◆ ASSIGNED TASK: Search the data for the word "Normal" and copy every line that contains it.

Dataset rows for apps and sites
-- -- --

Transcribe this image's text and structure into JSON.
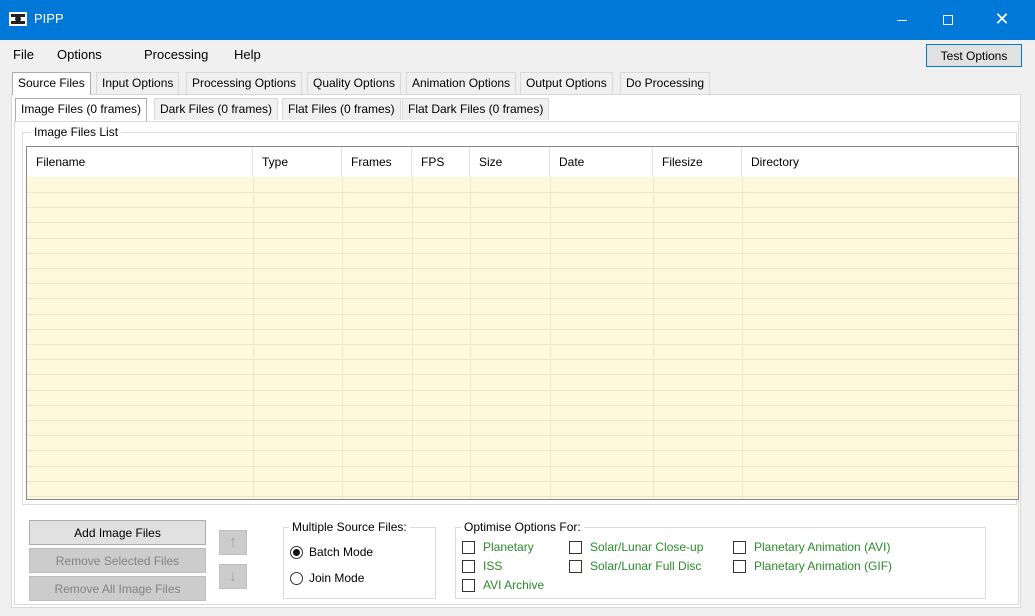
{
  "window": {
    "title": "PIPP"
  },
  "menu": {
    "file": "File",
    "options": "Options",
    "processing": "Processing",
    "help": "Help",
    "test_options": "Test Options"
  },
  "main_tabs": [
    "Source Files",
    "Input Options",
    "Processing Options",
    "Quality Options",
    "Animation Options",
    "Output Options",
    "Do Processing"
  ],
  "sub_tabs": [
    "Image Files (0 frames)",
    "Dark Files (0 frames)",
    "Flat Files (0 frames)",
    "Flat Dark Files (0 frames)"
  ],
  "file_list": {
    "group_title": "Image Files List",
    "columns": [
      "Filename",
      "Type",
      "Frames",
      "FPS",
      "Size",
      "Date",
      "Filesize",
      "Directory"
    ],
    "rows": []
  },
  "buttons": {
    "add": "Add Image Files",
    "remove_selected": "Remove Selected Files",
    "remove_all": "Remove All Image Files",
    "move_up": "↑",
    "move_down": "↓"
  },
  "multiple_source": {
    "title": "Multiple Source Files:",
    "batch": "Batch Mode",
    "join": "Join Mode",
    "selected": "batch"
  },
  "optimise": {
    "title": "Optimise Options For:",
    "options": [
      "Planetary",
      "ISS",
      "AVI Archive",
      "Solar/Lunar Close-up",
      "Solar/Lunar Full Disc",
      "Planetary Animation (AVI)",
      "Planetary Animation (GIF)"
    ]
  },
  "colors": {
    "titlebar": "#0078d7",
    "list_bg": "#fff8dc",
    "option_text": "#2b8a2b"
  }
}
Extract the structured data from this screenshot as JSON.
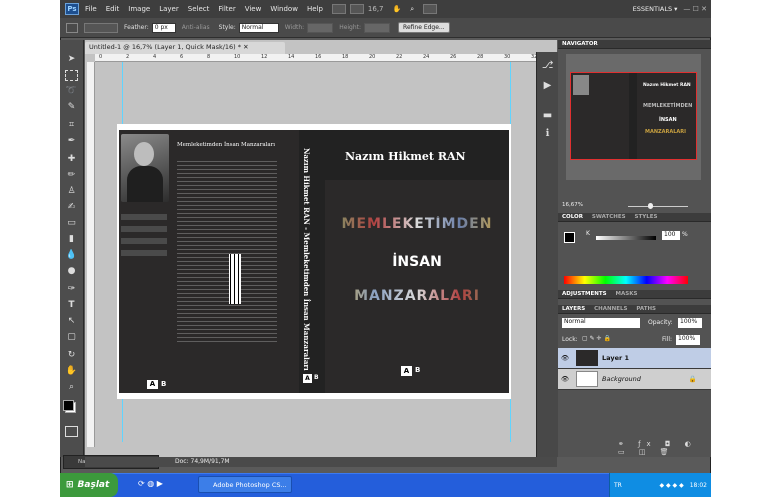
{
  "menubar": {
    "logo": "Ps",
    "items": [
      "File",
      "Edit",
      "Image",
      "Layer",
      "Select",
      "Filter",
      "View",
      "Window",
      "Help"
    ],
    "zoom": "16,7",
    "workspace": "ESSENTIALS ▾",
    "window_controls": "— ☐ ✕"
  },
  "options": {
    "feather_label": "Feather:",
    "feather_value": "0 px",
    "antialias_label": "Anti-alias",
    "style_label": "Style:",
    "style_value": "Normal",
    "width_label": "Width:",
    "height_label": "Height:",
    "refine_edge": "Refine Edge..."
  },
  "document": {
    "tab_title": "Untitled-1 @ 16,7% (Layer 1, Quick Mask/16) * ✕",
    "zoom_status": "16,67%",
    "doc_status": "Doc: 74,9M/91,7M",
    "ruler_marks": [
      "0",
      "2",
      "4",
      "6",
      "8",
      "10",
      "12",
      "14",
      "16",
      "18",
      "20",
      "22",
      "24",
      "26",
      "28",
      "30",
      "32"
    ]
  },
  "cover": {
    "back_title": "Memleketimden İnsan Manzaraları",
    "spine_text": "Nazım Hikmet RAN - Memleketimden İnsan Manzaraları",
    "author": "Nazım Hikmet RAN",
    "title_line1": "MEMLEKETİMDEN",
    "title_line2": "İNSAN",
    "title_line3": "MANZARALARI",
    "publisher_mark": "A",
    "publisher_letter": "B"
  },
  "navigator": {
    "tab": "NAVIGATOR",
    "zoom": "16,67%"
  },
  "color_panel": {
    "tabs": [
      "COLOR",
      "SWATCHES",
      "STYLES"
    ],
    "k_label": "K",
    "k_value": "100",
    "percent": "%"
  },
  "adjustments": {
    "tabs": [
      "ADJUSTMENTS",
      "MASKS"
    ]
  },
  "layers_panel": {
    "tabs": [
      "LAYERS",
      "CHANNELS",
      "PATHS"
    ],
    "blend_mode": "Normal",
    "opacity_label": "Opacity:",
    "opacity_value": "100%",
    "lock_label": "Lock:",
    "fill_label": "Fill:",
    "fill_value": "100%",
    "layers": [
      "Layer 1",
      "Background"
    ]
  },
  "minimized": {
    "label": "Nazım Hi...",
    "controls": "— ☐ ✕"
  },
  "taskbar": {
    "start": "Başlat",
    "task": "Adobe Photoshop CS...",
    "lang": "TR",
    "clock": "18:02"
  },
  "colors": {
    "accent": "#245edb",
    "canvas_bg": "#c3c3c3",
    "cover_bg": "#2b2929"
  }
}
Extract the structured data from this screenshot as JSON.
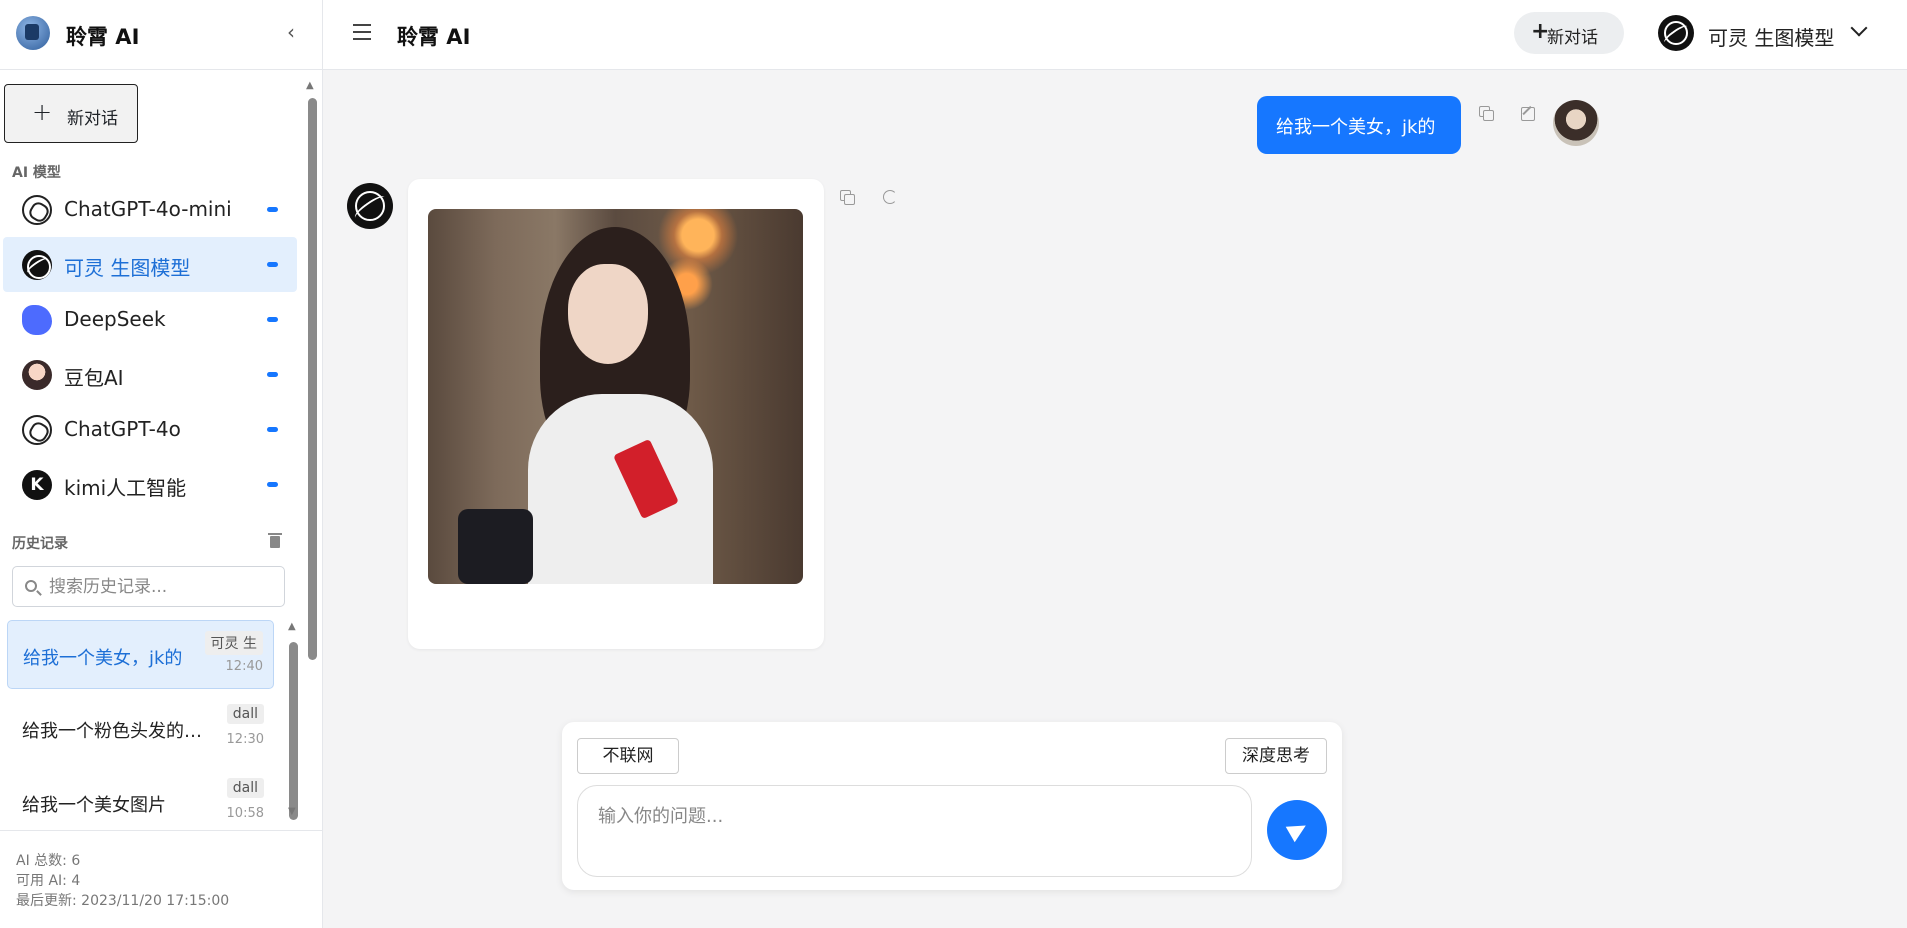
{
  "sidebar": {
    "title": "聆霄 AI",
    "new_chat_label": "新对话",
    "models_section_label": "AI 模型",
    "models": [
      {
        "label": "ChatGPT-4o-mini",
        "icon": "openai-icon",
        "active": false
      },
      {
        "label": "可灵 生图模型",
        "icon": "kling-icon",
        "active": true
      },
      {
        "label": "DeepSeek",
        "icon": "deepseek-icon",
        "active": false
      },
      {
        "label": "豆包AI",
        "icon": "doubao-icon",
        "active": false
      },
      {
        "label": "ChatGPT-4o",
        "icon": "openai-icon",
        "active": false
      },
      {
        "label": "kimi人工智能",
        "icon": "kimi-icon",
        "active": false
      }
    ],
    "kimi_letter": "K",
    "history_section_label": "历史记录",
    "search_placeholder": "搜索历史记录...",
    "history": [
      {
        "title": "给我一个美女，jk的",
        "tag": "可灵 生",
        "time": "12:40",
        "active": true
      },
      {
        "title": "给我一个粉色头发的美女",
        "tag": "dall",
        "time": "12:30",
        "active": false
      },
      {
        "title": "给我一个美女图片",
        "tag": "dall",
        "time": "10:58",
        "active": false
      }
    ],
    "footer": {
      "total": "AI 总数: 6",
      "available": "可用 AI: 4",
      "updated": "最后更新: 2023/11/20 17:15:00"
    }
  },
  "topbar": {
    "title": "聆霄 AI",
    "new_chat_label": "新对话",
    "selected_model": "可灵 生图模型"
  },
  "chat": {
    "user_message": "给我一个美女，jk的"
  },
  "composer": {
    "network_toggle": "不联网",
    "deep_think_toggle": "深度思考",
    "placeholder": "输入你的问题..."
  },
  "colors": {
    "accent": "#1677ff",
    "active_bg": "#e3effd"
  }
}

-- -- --

◆ RESPONSE FOR THIS EXERCISE:
    "style_value": "Normal",
    "blend_mode": "Normal",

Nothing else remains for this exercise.